◆ **WHAT THIS TASK INVOLVES**: How many lines of the data include the string "icon"? State the number and nothing else.

◆ **DATA FOR ANALYSIS**:
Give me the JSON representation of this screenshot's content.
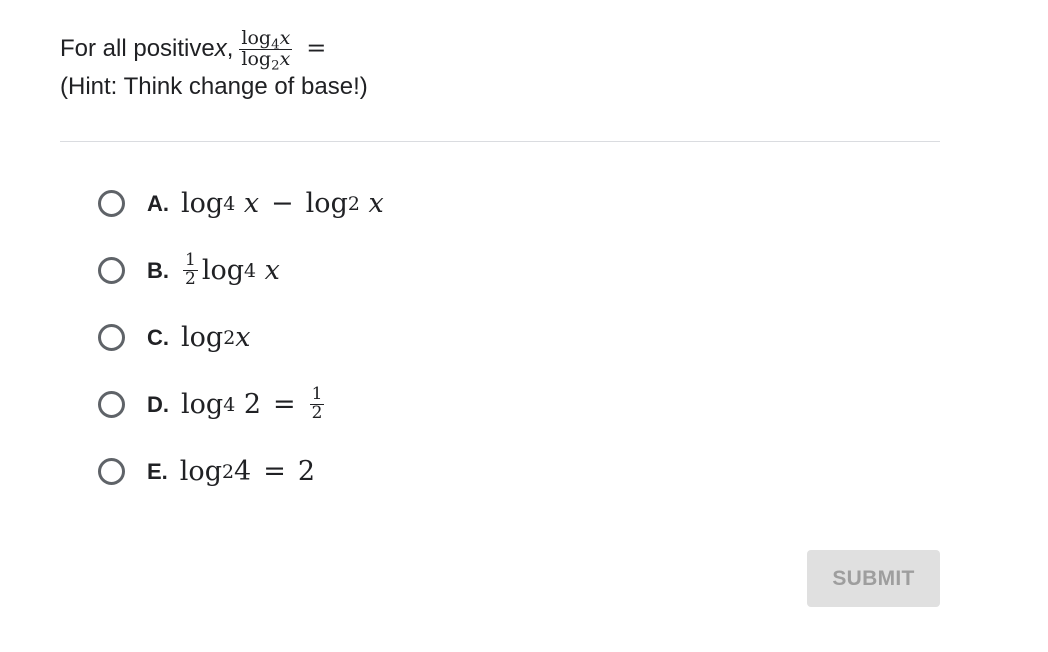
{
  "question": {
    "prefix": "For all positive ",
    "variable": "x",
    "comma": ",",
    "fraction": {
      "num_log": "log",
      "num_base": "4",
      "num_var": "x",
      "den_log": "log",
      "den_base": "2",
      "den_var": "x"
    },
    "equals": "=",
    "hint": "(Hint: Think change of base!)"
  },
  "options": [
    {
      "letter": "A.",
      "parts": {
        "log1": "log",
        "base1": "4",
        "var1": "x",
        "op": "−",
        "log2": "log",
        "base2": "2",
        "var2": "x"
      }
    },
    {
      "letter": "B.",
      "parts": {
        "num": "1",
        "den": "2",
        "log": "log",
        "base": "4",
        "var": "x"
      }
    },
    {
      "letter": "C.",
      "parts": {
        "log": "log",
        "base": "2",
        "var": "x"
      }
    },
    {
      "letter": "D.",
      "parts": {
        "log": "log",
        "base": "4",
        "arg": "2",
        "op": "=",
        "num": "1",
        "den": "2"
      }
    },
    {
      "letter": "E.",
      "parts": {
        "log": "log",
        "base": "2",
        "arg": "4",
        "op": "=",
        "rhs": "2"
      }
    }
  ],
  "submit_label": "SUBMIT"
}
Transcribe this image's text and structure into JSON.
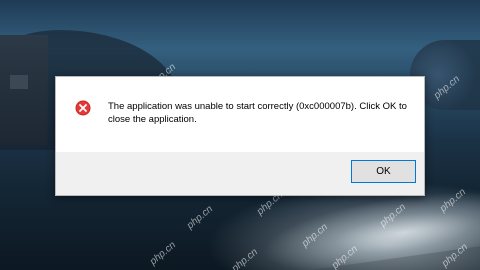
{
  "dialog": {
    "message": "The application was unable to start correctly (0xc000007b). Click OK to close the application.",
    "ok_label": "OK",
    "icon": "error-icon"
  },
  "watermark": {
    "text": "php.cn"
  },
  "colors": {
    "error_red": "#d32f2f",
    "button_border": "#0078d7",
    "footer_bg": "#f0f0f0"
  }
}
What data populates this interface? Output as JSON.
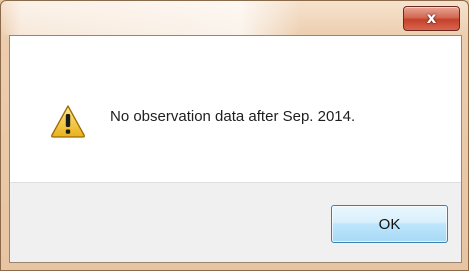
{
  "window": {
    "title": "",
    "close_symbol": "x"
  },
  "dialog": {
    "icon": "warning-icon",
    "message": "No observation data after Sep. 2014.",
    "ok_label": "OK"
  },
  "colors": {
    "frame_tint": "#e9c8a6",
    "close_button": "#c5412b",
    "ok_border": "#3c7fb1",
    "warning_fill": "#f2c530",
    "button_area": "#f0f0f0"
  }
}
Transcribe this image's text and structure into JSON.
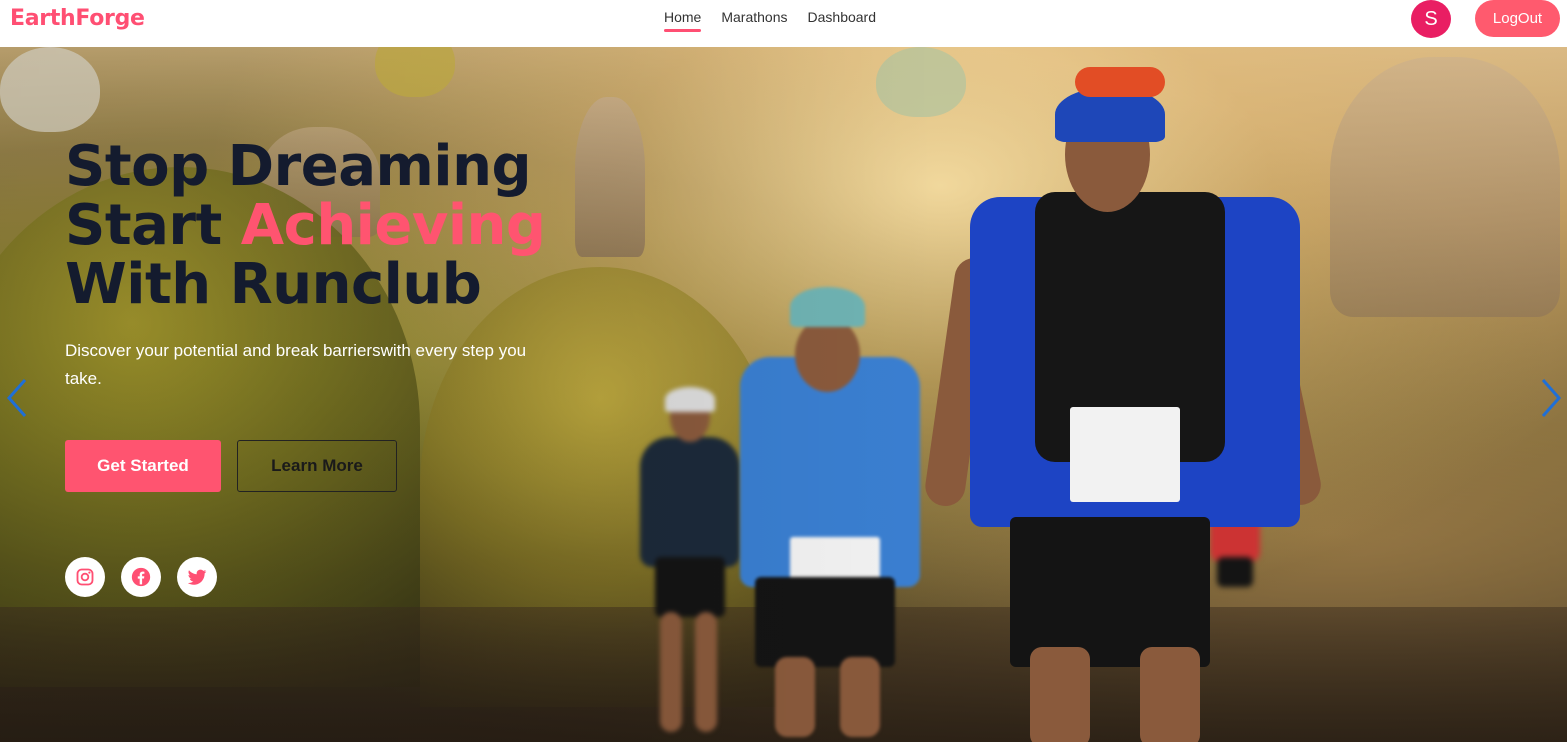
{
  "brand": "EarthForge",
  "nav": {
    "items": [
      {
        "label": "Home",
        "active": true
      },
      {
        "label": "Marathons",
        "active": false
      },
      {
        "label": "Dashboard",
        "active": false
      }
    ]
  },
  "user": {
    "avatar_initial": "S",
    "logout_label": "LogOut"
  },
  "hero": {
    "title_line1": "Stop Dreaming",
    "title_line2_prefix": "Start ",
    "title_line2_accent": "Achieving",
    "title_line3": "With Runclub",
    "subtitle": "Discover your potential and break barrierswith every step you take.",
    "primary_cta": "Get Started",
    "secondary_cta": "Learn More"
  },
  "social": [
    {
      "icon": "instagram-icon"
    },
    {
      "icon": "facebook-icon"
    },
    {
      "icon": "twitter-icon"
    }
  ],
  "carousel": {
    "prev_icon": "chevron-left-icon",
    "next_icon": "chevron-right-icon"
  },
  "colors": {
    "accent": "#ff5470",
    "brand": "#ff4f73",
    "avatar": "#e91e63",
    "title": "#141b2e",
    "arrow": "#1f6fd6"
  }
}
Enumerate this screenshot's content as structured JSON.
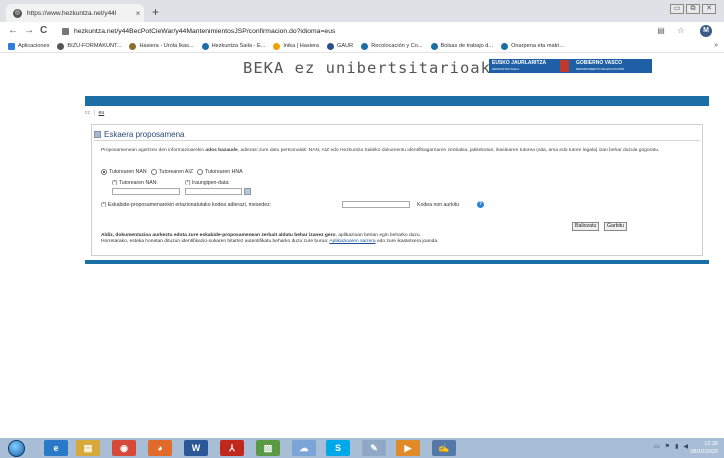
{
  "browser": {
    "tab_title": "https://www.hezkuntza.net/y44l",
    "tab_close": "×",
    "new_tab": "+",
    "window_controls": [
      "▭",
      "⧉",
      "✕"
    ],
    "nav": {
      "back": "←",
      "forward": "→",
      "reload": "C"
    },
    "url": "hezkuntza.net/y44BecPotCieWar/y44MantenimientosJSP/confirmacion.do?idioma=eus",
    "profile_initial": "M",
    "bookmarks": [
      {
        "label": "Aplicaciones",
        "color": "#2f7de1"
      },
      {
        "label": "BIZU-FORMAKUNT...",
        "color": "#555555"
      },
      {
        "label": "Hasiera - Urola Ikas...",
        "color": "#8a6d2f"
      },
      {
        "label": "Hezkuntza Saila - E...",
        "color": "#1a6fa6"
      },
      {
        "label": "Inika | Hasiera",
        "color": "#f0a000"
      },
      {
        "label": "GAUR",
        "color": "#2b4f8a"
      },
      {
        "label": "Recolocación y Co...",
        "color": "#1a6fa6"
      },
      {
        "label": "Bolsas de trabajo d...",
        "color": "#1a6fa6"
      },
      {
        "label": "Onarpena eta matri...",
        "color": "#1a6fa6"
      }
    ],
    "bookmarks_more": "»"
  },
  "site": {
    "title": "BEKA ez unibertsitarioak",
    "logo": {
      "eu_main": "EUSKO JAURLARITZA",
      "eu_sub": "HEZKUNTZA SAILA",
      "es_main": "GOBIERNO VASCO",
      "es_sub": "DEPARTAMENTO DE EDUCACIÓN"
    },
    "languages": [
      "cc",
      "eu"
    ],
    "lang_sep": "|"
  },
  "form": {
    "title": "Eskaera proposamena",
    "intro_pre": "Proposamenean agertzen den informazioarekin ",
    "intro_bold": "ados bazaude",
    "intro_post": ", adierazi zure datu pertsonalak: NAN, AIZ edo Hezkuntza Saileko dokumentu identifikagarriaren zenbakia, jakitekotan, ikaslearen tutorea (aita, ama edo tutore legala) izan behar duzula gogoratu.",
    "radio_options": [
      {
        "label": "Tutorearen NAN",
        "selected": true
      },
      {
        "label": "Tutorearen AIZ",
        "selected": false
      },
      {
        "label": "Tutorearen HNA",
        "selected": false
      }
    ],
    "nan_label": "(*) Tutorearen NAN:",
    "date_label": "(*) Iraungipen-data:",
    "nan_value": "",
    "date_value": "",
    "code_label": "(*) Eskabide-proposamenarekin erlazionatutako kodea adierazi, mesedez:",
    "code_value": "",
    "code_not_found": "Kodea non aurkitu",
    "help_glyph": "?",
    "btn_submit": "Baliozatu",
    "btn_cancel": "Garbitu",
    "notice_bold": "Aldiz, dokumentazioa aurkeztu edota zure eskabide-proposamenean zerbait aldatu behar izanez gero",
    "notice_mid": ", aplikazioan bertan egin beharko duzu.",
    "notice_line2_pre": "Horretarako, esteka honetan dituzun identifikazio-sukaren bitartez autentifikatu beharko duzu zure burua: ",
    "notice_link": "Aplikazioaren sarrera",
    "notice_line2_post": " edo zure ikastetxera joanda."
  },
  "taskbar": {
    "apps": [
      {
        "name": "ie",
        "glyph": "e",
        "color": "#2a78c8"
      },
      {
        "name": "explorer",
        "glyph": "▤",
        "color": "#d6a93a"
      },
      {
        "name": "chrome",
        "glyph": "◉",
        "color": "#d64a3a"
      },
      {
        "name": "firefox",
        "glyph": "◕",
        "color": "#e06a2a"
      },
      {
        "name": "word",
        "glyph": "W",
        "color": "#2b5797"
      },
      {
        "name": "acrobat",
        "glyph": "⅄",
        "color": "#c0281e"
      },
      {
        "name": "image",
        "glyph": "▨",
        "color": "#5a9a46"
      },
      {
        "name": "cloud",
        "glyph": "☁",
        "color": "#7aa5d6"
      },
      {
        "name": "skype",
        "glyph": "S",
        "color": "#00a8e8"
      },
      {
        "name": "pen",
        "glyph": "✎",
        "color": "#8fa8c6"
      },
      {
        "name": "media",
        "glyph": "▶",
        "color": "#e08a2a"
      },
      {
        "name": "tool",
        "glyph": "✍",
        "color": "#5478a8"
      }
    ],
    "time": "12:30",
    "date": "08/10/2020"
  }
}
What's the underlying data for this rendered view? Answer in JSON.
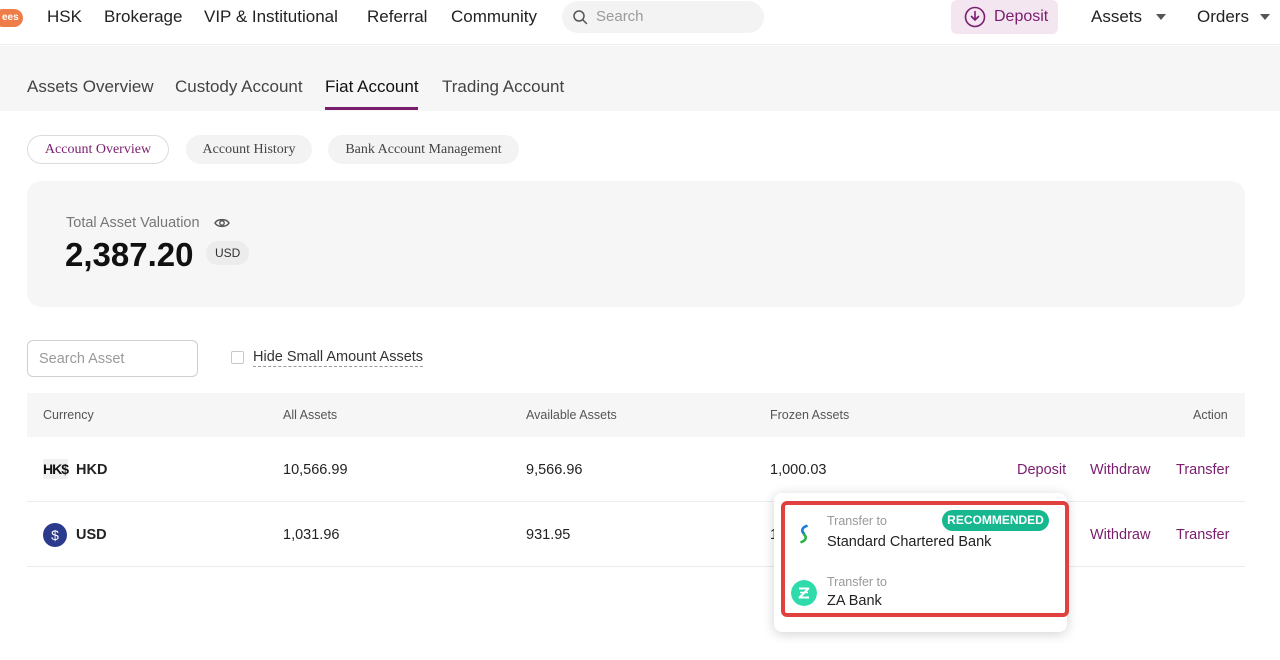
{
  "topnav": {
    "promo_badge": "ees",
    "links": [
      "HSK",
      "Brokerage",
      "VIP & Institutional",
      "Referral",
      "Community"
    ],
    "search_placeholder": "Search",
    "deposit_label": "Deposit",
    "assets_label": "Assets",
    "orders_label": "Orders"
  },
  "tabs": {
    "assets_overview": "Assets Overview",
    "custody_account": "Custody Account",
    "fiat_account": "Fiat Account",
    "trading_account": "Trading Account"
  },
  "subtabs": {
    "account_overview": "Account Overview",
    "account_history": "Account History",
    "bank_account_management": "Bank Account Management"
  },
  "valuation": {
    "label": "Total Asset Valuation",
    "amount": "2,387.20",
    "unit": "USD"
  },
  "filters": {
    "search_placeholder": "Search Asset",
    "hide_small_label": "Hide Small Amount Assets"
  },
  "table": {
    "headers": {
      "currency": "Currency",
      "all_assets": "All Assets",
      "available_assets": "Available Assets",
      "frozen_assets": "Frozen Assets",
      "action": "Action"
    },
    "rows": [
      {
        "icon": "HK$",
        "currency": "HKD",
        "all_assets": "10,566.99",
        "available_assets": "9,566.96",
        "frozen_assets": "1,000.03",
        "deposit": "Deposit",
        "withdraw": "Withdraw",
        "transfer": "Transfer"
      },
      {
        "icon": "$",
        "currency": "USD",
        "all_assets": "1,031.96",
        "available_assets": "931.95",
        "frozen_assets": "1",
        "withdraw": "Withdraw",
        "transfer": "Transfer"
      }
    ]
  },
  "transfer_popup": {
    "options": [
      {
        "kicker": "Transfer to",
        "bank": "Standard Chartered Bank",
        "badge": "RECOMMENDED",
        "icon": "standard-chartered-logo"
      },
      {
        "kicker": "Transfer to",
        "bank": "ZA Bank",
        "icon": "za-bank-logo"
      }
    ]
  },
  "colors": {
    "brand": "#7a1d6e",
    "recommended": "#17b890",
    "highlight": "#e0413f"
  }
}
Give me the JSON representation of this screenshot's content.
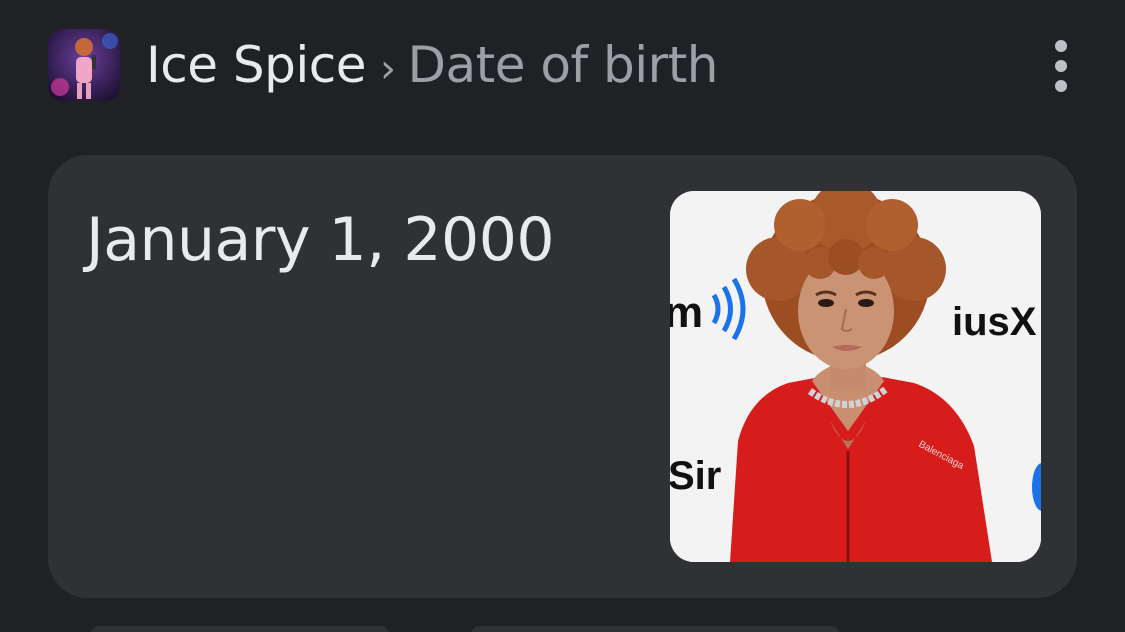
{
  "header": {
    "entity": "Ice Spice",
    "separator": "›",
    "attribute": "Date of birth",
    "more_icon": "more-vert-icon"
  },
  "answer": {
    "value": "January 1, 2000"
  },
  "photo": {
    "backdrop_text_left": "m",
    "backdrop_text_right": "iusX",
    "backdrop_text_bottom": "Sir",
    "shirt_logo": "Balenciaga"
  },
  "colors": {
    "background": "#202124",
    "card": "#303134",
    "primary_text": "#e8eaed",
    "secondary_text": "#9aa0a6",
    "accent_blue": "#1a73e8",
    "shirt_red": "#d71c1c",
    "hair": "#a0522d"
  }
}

◆ **COMPLETED EXERCISE**: 12